Instructions for the task:
Please count the lines in these records that contain "chevron" and give only that count.

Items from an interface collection
*** Begin section ***
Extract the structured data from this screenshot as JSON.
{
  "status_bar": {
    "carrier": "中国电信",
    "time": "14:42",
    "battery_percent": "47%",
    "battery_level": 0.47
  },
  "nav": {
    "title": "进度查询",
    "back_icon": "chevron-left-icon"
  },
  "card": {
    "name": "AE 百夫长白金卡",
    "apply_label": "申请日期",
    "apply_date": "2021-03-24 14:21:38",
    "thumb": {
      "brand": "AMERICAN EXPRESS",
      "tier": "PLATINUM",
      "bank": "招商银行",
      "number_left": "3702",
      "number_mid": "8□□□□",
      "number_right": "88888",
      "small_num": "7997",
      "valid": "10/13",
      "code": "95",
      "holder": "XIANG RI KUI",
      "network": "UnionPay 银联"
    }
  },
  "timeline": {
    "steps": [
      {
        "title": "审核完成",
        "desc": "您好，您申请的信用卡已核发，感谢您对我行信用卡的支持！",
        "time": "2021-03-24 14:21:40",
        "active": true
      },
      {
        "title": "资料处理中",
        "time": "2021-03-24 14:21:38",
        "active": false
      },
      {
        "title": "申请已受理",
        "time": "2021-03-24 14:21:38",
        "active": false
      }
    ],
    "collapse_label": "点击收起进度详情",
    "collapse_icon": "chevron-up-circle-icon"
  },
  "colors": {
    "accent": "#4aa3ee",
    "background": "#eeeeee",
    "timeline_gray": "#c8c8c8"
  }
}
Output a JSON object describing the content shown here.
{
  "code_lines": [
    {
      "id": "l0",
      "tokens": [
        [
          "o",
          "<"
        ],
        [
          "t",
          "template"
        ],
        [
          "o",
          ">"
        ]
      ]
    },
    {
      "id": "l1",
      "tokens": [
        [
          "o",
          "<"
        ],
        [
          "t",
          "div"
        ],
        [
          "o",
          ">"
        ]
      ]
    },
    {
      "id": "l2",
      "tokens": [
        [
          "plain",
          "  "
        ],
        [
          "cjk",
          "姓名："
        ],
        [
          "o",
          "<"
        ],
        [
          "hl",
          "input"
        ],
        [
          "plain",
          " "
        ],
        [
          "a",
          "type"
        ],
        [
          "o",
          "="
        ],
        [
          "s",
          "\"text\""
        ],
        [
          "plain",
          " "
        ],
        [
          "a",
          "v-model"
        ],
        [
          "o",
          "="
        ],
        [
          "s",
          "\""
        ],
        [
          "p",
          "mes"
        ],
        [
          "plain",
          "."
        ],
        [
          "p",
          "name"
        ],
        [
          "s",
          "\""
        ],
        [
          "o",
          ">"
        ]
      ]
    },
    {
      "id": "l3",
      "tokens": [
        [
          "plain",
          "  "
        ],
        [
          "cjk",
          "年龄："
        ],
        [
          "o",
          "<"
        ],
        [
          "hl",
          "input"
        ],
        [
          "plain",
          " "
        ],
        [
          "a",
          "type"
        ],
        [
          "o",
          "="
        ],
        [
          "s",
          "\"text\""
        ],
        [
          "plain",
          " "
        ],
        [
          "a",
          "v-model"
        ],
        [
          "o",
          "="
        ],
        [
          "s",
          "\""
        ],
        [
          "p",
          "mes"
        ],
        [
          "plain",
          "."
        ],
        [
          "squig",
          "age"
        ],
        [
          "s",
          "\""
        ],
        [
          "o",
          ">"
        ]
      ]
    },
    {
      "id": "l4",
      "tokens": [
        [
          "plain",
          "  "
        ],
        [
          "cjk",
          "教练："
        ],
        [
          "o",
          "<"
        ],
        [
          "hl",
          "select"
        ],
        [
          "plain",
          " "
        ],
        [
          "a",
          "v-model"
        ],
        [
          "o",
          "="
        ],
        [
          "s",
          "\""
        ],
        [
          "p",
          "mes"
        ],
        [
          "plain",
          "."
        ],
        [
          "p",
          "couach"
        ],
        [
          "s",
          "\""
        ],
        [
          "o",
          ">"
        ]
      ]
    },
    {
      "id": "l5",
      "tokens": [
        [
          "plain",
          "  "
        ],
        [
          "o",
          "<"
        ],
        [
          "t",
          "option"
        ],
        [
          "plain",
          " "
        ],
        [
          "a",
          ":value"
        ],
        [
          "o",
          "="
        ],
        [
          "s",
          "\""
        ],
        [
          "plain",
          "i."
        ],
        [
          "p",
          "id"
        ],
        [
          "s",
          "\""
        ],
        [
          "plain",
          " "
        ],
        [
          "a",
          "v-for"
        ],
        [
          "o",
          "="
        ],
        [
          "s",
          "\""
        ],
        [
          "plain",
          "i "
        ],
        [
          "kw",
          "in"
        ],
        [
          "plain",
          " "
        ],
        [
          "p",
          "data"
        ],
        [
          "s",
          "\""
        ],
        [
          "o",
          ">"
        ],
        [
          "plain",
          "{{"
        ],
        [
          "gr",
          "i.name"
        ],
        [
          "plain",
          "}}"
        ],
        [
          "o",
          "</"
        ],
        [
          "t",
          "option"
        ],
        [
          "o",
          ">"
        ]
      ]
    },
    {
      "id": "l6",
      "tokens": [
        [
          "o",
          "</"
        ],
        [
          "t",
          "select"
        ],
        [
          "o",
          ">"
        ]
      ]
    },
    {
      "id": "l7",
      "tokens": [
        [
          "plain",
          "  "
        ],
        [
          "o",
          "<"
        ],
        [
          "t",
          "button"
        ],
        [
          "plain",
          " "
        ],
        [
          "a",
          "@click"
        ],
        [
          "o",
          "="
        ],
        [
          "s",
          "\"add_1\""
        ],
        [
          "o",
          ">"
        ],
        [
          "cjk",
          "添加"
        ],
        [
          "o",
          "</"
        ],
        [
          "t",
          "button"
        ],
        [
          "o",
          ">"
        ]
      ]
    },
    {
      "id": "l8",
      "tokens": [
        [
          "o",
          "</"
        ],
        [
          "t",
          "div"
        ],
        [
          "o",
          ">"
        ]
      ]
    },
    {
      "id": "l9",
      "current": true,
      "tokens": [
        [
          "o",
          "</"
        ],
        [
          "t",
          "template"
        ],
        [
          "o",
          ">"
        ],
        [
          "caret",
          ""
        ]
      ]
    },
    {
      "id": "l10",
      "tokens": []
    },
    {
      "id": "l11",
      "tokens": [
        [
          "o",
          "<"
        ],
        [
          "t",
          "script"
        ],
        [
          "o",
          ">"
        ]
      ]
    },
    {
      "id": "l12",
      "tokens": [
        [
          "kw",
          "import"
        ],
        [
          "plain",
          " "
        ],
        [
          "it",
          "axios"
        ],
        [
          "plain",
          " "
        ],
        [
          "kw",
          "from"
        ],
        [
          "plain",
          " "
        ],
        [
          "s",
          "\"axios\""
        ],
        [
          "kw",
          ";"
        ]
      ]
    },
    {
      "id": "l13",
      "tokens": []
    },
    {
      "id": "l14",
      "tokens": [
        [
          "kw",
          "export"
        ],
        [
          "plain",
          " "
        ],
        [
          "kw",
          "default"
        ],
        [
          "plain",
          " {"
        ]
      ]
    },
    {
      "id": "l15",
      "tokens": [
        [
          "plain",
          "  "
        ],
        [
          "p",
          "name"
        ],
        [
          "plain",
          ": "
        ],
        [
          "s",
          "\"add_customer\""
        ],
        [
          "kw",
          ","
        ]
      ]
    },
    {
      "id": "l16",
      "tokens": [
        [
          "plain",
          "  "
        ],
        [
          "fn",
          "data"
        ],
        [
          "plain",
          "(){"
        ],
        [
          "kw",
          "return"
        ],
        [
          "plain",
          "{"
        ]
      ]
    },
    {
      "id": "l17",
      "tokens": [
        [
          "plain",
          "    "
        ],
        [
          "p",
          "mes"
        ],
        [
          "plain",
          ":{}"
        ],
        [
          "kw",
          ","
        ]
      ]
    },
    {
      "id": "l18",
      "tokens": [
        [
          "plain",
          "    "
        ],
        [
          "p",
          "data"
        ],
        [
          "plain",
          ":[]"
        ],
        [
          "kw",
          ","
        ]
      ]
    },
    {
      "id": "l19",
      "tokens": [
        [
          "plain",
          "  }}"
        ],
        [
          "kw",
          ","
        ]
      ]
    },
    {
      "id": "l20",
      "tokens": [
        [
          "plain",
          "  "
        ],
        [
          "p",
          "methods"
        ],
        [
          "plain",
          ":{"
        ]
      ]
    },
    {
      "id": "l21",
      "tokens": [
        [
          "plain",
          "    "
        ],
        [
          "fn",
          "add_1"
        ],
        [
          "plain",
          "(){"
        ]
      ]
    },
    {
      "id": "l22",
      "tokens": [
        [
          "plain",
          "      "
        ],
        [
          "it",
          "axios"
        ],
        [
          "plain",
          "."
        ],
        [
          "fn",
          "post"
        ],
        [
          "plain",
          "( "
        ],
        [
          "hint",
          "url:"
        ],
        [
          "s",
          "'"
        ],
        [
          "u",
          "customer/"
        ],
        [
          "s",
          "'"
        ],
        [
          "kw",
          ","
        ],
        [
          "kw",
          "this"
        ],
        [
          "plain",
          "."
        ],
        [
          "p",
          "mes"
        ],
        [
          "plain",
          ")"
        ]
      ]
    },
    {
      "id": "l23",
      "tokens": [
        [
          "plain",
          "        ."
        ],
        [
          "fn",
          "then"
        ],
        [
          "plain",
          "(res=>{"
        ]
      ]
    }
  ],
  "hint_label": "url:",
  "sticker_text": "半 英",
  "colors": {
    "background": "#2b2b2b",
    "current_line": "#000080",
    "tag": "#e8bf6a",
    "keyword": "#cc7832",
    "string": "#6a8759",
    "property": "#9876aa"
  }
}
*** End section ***
Task answer:
2